Show Review

Dead Stars @ Now That's Class 3/9/16

Nick Lotz

I arrive at Now That's Class and meet Ben: a cross-eyed inebriate, a well-spoken individual, and all around a pretty cool guy. I ask him what band he’s here to see and he says, “Wait, there’s a a band here tonight?”

We have an extended discussion about the perils of Xanax, which eventually culminates in the classic stoner convo about how marijuana should ‘definitely’ be made legal because ‘hemp, mane.’

I tell him about Dead Stars and he says, “Shit, that means I have to pay five bucks to stay here.”

He’s a fun guy, but I eventually drift away to cover the show. I had talked with John and Jeff earlier at the bar. They’re both the classic rocker types; laid back, long hair, and altogether from an entirely different generation, albeit playing hip, current music. We had briefly discussed the perils of modern musicianship, their backup careers as bartenders in NYC, and the downfall of the record industry as a whole. John told me that they don’t make much money from streaming services, but every once in a while a 74 cent ping will show up in their bank account. Jeff repeatedly reiterated that all of the money they made off royalties went back into the band, and that they only turned a profit when merchandise was sold (I make a note of this and later buy one of their vintage cassette tapes).
Now That’s Class has an interesting crowd.
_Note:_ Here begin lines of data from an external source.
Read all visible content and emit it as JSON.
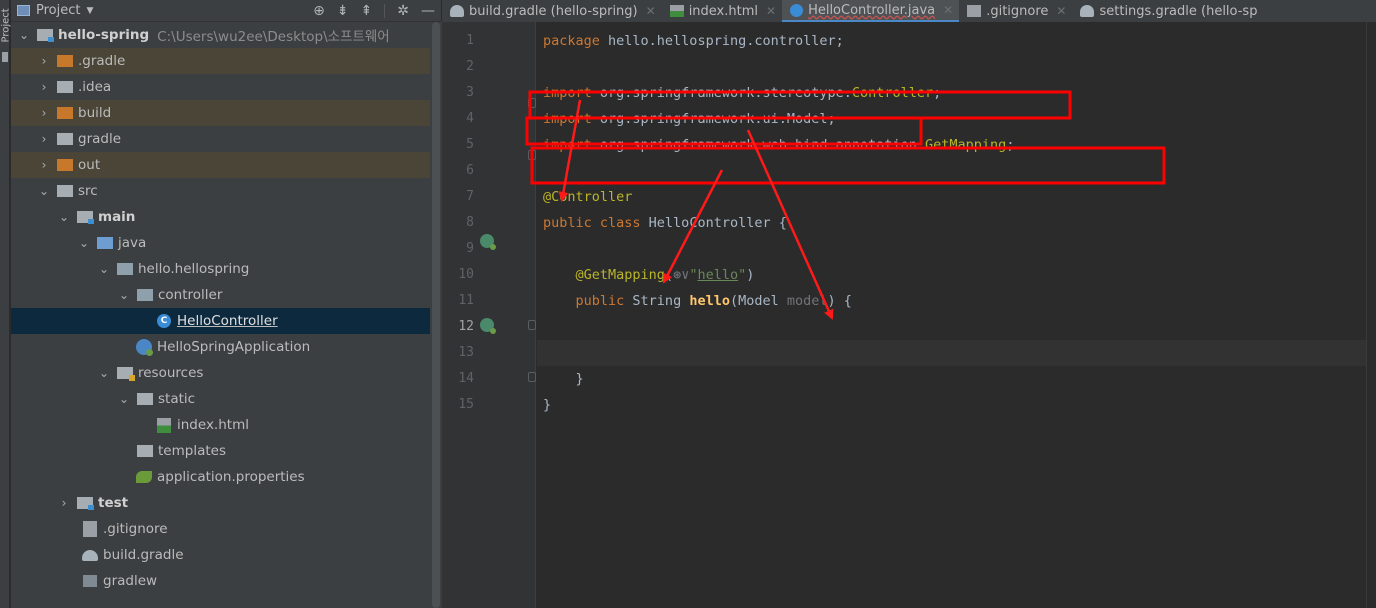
{
  "side_strip": {
    "label": "Project"
  },
  "panel": {
    "title": "Project"
  },
  "tree": {
    "root": {
      "name": "hello-spring",
      "path": "C:\\Users\\wu2ee\\Desktop\\소프트웨어"
    },
    "gradle_dir": ".gradle",
    "idea": ".idea",
    "build": "build",
    "gradle": "gradle",
    "out": "out",
    "src": "src",
    "main": "main",
    "java": "java",
    "pkg": "hello.hellospring",
    "controller": "controller",
    "hello_controller": "HelloController",
    "app": "HelloSpringApplication",
    "resources": "resources",
    "static": "static",
    "index_html": "index.html",
    "templates": "templates",
    "app_props": "application.properties",
    "test": "test",
    "gitignore": ".gitignore",
    "build_gradle": "build.gradle",
    "gradlew": "gradlew"
  },
  "tabs": [
    {
      "label": "build.gradle (hello-spring)"
    },
    {
      "label": "index.html"
    },
    {
      "label": "HelloController.java"
    },
    {
      "label": ".gitignore"
    },
    {
      "label": "settings.gradle (hello-sp"
    }
  ],
  "line_numbers": [
    "1",
    "2",
    "3",
    "4",
    "5",
    "6",
    "7",
    "8",
    "9",
    "10",
    "11",
    "12",
    "13",
    "14",
    "15"
  ],
  "code": {
    "l1_kw": "package",
    "l1_rest": " hello.hellospring.controller;",
    "l3_kw": "import",
    "l3_a": " org.springframework.stereotype.",
    "l3_b": "Controller",
    "l3_c": ";",
    "l4_kw": "import",
    "l4_rest": " org.springframework.ui.Model;",
    "l5_kw": "import",
    "l5_a": " org.springframework.web.bind.annotation.",
    "l5_b": "GetMapping",
    "l5_c": ";",
    "l7": "@Controller",
    "l8_kw": "public class",
    "l8_rest": " HelloController {",
    "l10_ann": "@GetMapping",
    "l10_open": "(",
    "l10_glyph": "⊛∨",
    "l10_q1": "\"",
    "l10_str": "hello",
    "l10_q2": "\"",
    "l10_close": ")",
    "l11_kw": "public",
    "l11_a": " String ",
    "l11_fn": "hello",
    "l11_b": "(Model ",
    "l11_param": "model",
    "l11_c": ") {",
    "l13": "}",
    "l14": "}"
  },
  "colors": {
    "annotation_box": "#ff0000",
    "arrow": "#ff1a1a"
  }
}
Kind of rough around the edges in that dive bar kind of way, a little bit odd, and yet all about having fun. Jaye, the drummer, was asleep in the van when I was conversing with the band earlier. He comes inside, haggard looking, and I quickly identify him as the old and wise member of the band. He says they “take it easy” at the start of their tour, and sits with me to watch the opener, an unnamed contemporary rock band, who is fairly awesome, but I’m not here to cover them so I focus mainly on my drink. After the first song they break a string and take a five-minute break. At this point, Jaye lets me know it was tough for them to find an opener at this venue. I neglect to mention that I recognize one of their members as an Uber driver.

Eventually, DS comes on, and despite the rough, punk nature of the venue, the acoustics post-sound check are nice, full, and lend themselves to the atmosphere of Dead Stars.
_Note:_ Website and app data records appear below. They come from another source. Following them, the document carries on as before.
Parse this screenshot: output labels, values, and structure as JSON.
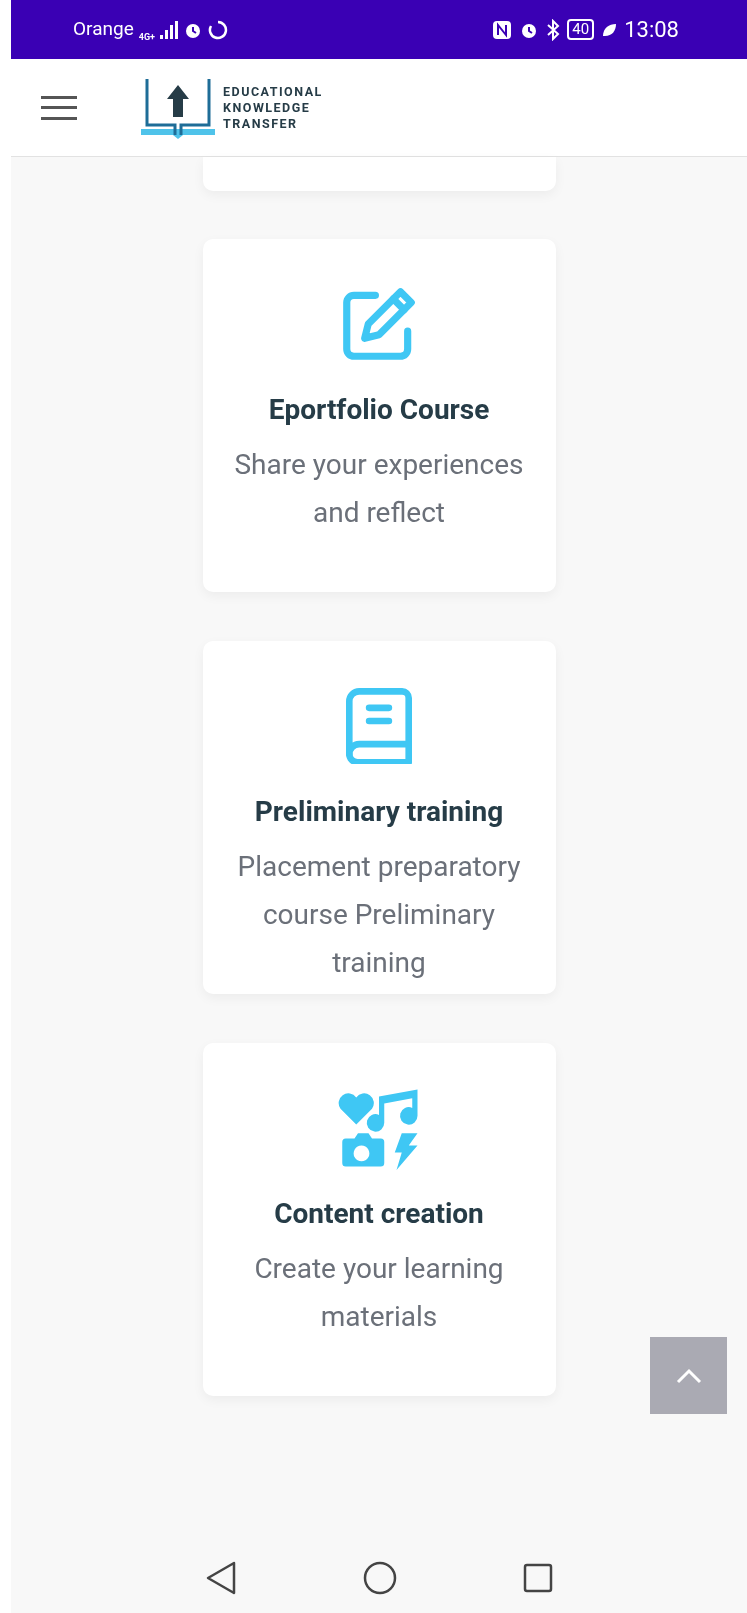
{
  "status_bar": {
    "carrier": "Orange",
    "network": "4G+",
    "battery": "40",
    "time": "13:08"
  },
  "header": {
    "logo_lines": [
      "EDUCATIONAL",
      "KNOWLEDGE",
      "TRANSFER"
    ]
  },
  "cards": [
    {
      "kind": "partial"
    },
    {
      "kind": "edit",
      "title": "Eportfolio Course",
      "description": "Share your experiences and reflect"
    },
    {
      "kind": "book",
      "title": "Preliminary training",
      "description": "Placement preparatory course Preliminary training"
    },
    {
      "kind": "media",
      "title": "Content creation",
      "description": "Create your learning materials"
    }
  ]
}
They open with “Calm Punk,” a fun tune with mellow vibes that feels a bit toned down for the intimate nature of the venue. “We don’t need to try / so take your time / cuz we’ll be fine,” it is quite fun, and I take my time with my drink, enjoying the good music.

Jeff says, “We’re Dead Stars, we’re from Brooklyn, happy to be back in Cleveland, it’s been like a year and a half.
They drop into “In My Mind,’ which has that whiny-yet-fun garage rock feel to it. “<something, something> never ends / in my mind / in my mind / in my mind.” This is what I hear as they play and its confirmed for me that the aliens speak to Jeff also.
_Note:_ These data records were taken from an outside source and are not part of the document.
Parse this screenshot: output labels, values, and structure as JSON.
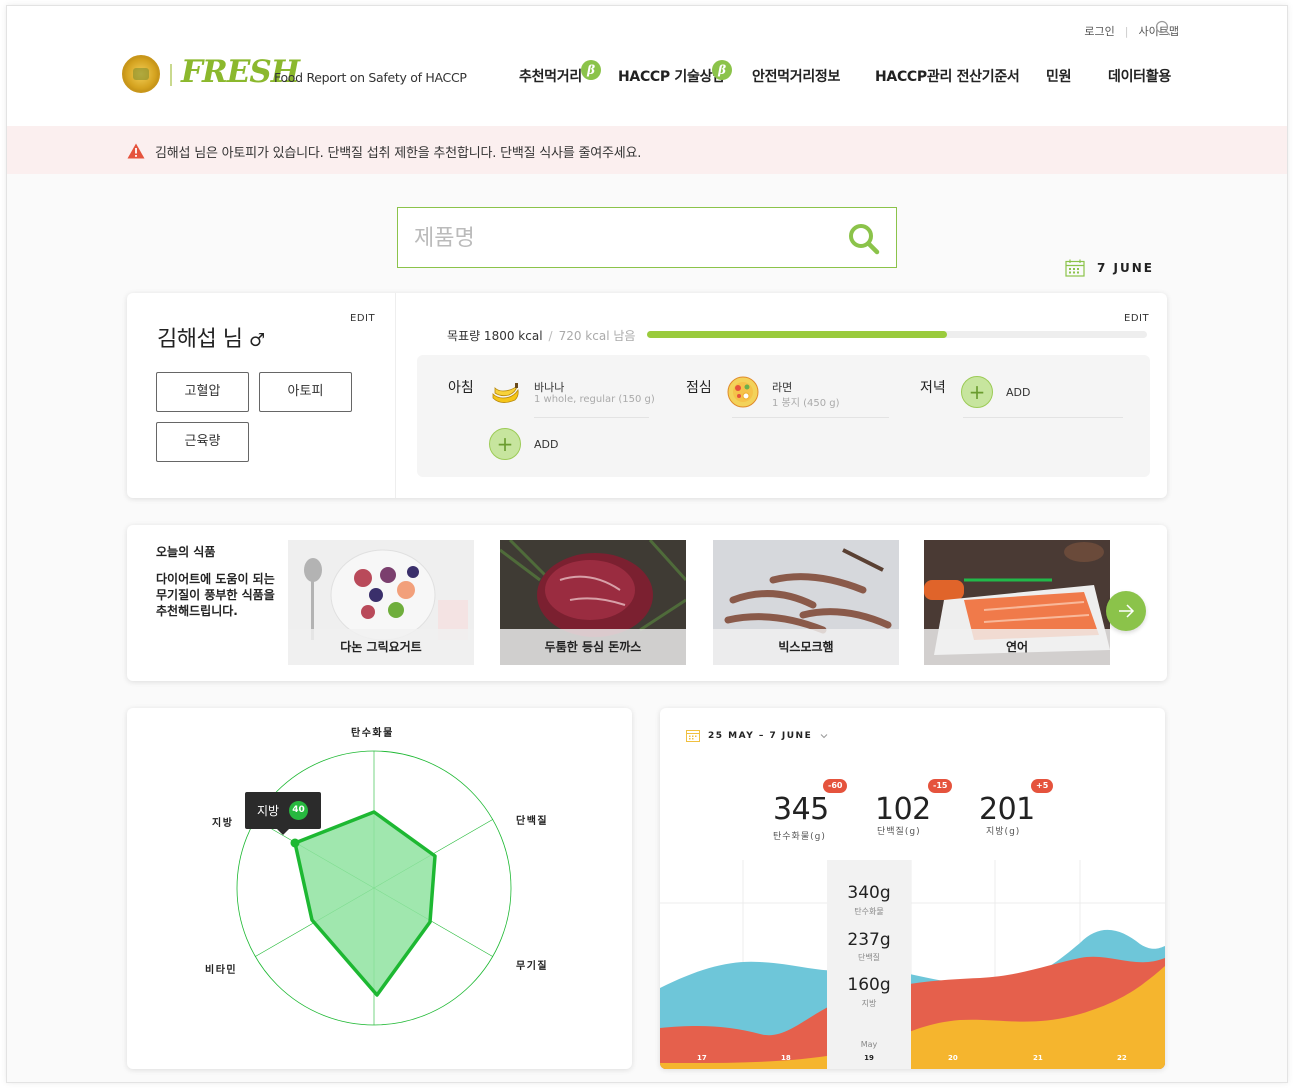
{
  "header": {
    "login": "로그인",
    "sitemap": "사이트맵",
    "logo_word": "FRESH",
    "logo_sub": "Food Report on Safety of HACCP",
    "nav": [
      {
        "label": "추천먹거리",
        "beta": "β"
      },
      {
        "label": "HACCP 기술상담",
        "beta": "β"
      },
      {
        "label": "안전먹거리정보"
      },
      {
        "label": "HACCP관리 전산기준서"
      },
      {
        "label": "민원"
      },
      {
        "label": "데이터활용"
      }
    ]
  },
  "alert": {
    "text": "김해섭 님은 아토피가 있습니다. 단백질 섭취 제한을 추천합니다. 단백질 식사를 줄여주세요.",
    "color": "#e5533d"
  },
  "search": {
    "placeholder": "제품명",
    "value": ""
  },
  "date": "7 JUNE",
  "profile": {
    "name": "김해섭 님",
    "gender_symbol": "♂",
    "edit": "EDIT",
    "tags": [
      "고혈압",
      "아토피",
      "근육량"
    ]
  },
  "intake": {
    "edit": "EDIT",
    "goal": "목표량 1800 kcal",
    "remaining": "720 kcal 남음",
    "progress": 0.6,
    "meals": [
      {
        "label": "아침",
        "food": "바나나",
        "desc": "1 whole, regular (150 g)",
        "icon": "banana-icon",
        "add": "ADD"
      },
      {
        "label": "점심",
        "food": "라면",
        "desc": "1 봉지 (450 g)",
        "icon": "ramen-icon"
      },
      {
        "label": "저녁",
        "add": "ADD"
      }
    ]
  },
  "today_foods": {
    "title": "오늘의 식품",
    "desc": "다이어트에 도움이 되는 무기질이 풍부한 식품을 추천해드립니다.",
    "items": [
      "다논 그릭요거트",
      "두툼한 등심 돈까스",
      "빅스모크햄",
      "연어"
    ]
  },
  "nutrient_radar": {
    "axes": [
      "탄수화물",
      "단백질",
      "무기질",
      "",
      "비타민",
      "지방"
    ],
    "tooltip_label": "지방",
    "tooltip_value": "40",
    "colors": {
      "stroke": "#1db832",
      "fill": "#8fe3a0"
    }
  },
  "stats": {
    "range": "25 MAY – 7 JUNE",
    "kpis": [
      {
        "value": "345",
        "label": "탄수화물(g)",
        "delta": "-60"
      },
      {
        "value": "102",
        "label": "단백질(g)",
        "delta": "-15"
      },
      {
        "value": "201",
        "label": "지방(g)",
        "delta": "+5"
      }
    ],
    "highlight": {
      "carb": "340g",
      "carb_label": "탄수화물",
      "protein": "237g",
      "protein_label": "단백질",
      "fat": "160g",
      "fat_label": "지방",
      "month": "May",
      "day": "19"
    },
    "x_labels": [
      "17",
      "18",
      "19",
      "20",
      "21",
      "22"
    ],
    "colors": {
      "carb": "#6ec6d9",
      "protein": "#e5604c",
      "fat": "#f5b52e"
    }
  }
}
John (the bass player) probably works it the hardest on stage, he’s got that long grungey hair that he isn’t afraid to swirl around in circles. At one point, Jeff mentions that this is the first show of their tour, saying, “It’s going to be like two weeks. Get that information. Put it in your brain.”
“It’s alright / we can stay here for awhile”

Yeah, I’ll stay here for awhile. I’m having a good time, so why not? After all, this song is mellow A.F. with slow jam, feel good vibes in that angsty teenage punk kind of way (which the guys pull of quite well despite being in their thirties).

Next they play “Bloomer;” this was my pick for best track off their new album, Bright Colors.
“I’ve been trying not to think / but reality something something.”
“I’m waiting way too long.”

I enjoy Dead Stars a lot more when they get into this kind of hard, steady, driven punk rock. Call me basic if you’d like, but feh.
Jaye is playing some powerful drums and doing back up vocals, and I take a moment to assess the crowd and my attire and realize that I look like a total dork. Everyone in the sparse, yet energized, crowd is dressed in full on punk hipster attire and I’m wearing hiking boots and a suit coat that hasn’t been dry-cleaned since last July. I also am teetering back and forth awkwardly, holding in a heavy stream of urine because I don’t want to miss any of the music. Then as if by magic, “They don’t want you around anymore.”

Okay, fine! I dart to the bathroom and relieve myself.

Last, they play “Crawl,” which is off one of their older albums, and is characteristic of that hard driving punk that I enjoy so much when they play; with less whine and more anger. It’s really kicking some ass and it ends abruptly into a freaking sick jam session that sounds so fucking angry and whiny that I love it. Then, someone blows a whistle. Where does that guy get off? No whistles allowed.

​Overall, the show was quite boss; one of the best I’ve been to despite the sparse clientele.